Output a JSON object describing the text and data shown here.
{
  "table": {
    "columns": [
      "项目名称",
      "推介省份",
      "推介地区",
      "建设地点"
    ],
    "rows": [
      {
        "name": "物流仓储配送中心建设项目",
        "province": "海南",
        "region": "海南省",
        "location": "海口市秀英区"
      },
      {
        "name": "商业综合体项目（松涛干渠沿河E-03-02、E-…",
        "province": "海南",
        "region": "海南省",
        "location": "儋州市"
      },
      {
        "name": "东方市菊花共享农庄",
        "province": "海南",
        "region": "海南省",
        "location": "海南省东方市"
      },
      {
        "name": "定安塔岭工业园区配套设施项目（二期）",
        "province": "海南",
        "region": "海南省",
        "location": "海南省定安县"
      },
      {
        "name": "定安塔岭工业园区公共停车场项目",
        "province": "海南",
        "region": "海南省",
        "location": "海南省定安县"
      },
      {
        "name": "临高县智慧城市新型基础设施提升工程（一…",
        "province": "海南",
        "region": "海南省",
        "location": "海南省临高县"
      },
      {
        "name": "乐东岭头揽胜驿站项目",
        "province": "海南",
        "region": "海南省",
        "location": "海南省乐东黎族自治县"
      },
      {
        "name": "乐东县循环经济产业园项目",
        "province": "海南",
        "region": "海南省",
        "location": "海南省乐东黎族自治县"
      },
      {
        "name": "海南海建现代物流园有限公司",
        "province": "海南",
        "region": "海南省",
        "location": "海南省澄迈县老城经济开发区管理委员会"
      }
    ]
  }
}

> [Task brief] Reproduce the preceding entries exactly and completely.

> [Answer space]
Output a JSON object describing the text and data shown here.
{
  "table": {
    "columns": [
      "项目名称",
      "推介省份",
      "推介地区",
      "建设地点"
    ],
    "rows": [
      {
        "name": "物流仓储配送中心建设项目",
        "province": "海南",
        "region": "海南省",
        "location": "海口市秀英区"
      },
      {
        "name": "商业综合体项目（松涛干渠沿河E-03-02、E-…",
        "province": "海南",
        "region": "海南省",
        "location": "儋州市"
      },
      {
        "name": "东方市菊花共享农庄",
        "province": "海南",
        "region": "海南省",
        "location": "海南省东方市"
      },
      {
        "name": "定安塔岭工业园区配套设施项目（二期）",
        "province": "海南",
        "region": "海南省",
        "location": "海南省定安县"
      },
      {
        "name": "定安塔岭工业园区公共停车场项目",
        "province": "海南",
        "region": "海南省",
        "location": "海南省定安县"
      },
      {
        "name": "临高县智慧城市新型基础设施提升工程（一…",
        "province": "海南",
        "region": "海南省",
        "location": "海南省临高县"
      },
      {
        "name": "乐东岭头揽胜驿站项目",
        "province": "海南",
        "region": "海南省",
        "location": "海南省乐东黎族自治县"
      },
      {
        "name": "乐东县循环经济产业园项目",
        "province": "海南",
        "region": "海南省",
        "location": "海南省乐东黎族自治县"
      },
      {
        "name": "海南海建现代物流园有限公司",
        "province": "海南",
        "region": "海南省",
        "location": "海南省澄迈县老城经济开发区管理委员会"
      }
    ]
  }
}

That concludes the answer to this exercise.